But Grosovsky knows that bringing in students of color is not enough — seeing them graduate is what matters. On that measure, UMass Boston also appears to be making progress.

About 40 percent of those STEM freshmen who entered in 2009 and also benefitted from new academic supports graduated after four years, nearly all in STEM fields — a degree completion rate comparable to the national level. Grosovsky estimates a similar proportion of underrepresented minorities in that group completed their degrees.

From tracking credit hours and grades, Grosovsky expects graduation rates to rise above 50 percent, reflecting the increased number of students who received academic supports in successive freshmen classes.
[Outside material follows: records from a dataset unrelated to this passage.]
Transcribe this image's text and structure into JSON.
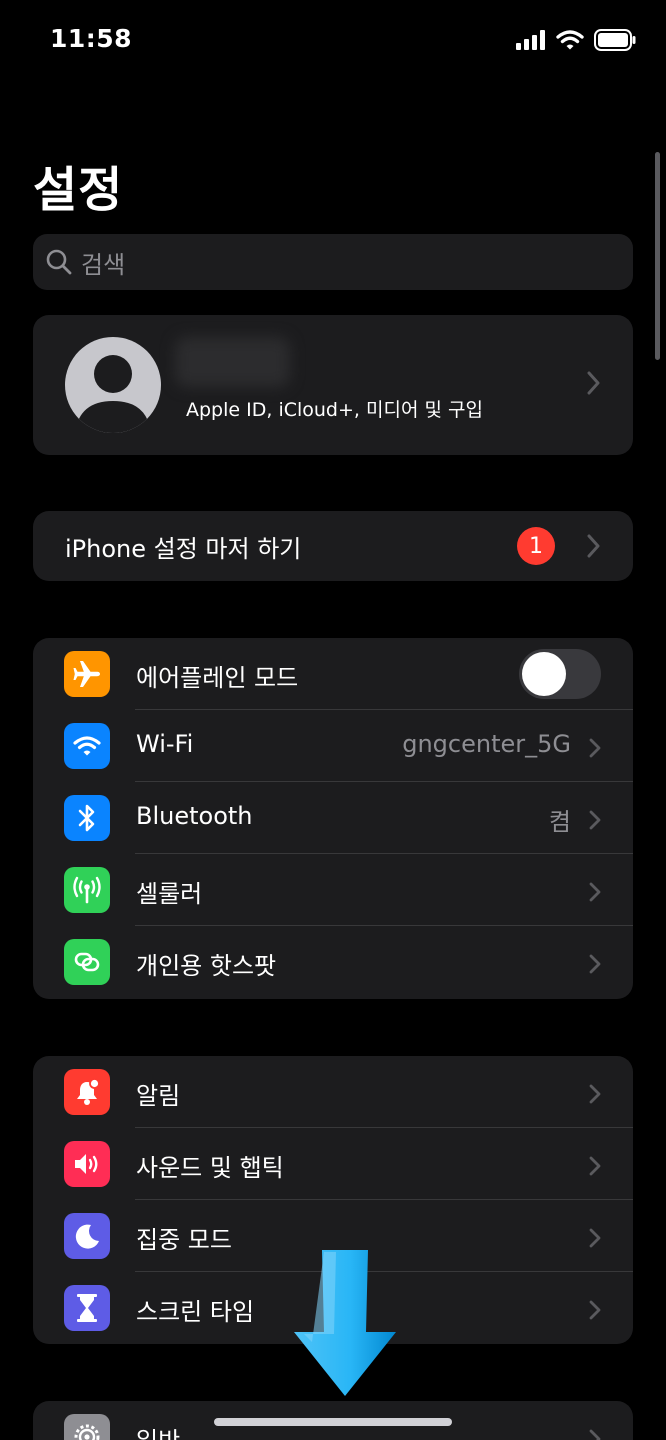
{
  "status_bar": {
    "time": "11:58",
    "icons": [
      "cellular-signal-icon",
      "wifi-icon",
      "battery-icon"
    ]
  },
  "page": {
    "title": "설정",
    "search_placeholder": "검색"
  },
  "profile": {
    "subtitle": "Apple ID, iCloud+, 미디어 및 구입"
  },
  "setup": {
    "label": "iPhone 설정 마저 하기",
    "badge": "1"
  },
  "network_group": [
    {
      "label": "에어플레인 모드",
      "icon": "airplane-icon",
      "color": "#ff9500",
      "toggle": false
    },
    {
      "label": "Wi-Fi",
      "value": "gngcenter_5G",
      "icon": "wifi-icon",
      "color": "#0a84ff"
    },
    {
      "label": "Bluetooth",
      "value": "켬",
      "icon": "bluetooth-icon",
      "color": "#0a84ff"
    },
    {
      "label": "셀룰러",
      "icon": "cellular-antenna-icon",
      "color": "#30d158"
    },
    {
      "label": "개인용 핫스팟",
      "icon": "hotspot-icon",
      "color": "#30d158"
    }
  ],
  "alerts_group": [
    {
      "label": "알림",
      "icon": "bell-icon",
      "color": "#ff3b30"
    },
    {
      "label": "사운드 및 햅틱",
      "icon": "speaker-icon",
      "color": "#ff2d55"
    },
    {
      "label": "집중 모드",
      "icon": "moon-icon",
      "color": "#5e5ce6"
    },
    {
      "label": "스크린 타임",
      "icon": "hourglass-icon",
      "color": "#5e5ce6"
    }
  ],
  "general_group": [
    {
      "label": "일반",
      "icon": "gear-icon",
      "color": "#8e8e93"
    }
  ],
  "colors": {
    "background": "#000000",
    "cell": "#1c1c1e",
    "secondary_text": "#8e8e93",
    "badge": "#ff3b30",
    "annotation_arrow": "#29b6f6"
  }
}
Both Chancellor J. Keith Motley and Grosovsky said the effort is off to a good start, but acknowledged that boosting STEM diversity on commencement day remains a work in progress.

“It’s exciting. We’re still writing the story. We’re on chapter one,” Motley said.

Since arriving from the University of California, Riverside, in 2007, Grosovsky has launched a number of initiatives to improve student success and diversity.

The lynchpin are “Freshmen Success Communities” of up to two dozen students with same major who are grouped together in their first-year courses. The communities reflect the college’s diversity. A professor advises each group and instructs members in a required freshman seminar.

The communities are academic support groups that better connect their members to the commuter school. Grosovsky compares the communities to undergraduate houses at Harvard, where he earned a doctorate in biology.

“We had to create a greater sense of engagement and belonging,” the dean explained. “We wanted them to engage with other students, faculty, advisors, academic support staff. We wanted them to feel this is their university.”

The college gradually has increased the number of communities until more than half of current freshmen belong to one. The number of students who return for a second year, a key milestone en route to graduation, has gone up.

“Students are staying here because they’re supporting each other,” Motley said. “They’re getting support ‘round the clock with each other, with the social media that they use, the studying together that they’re doing with the faculty members.”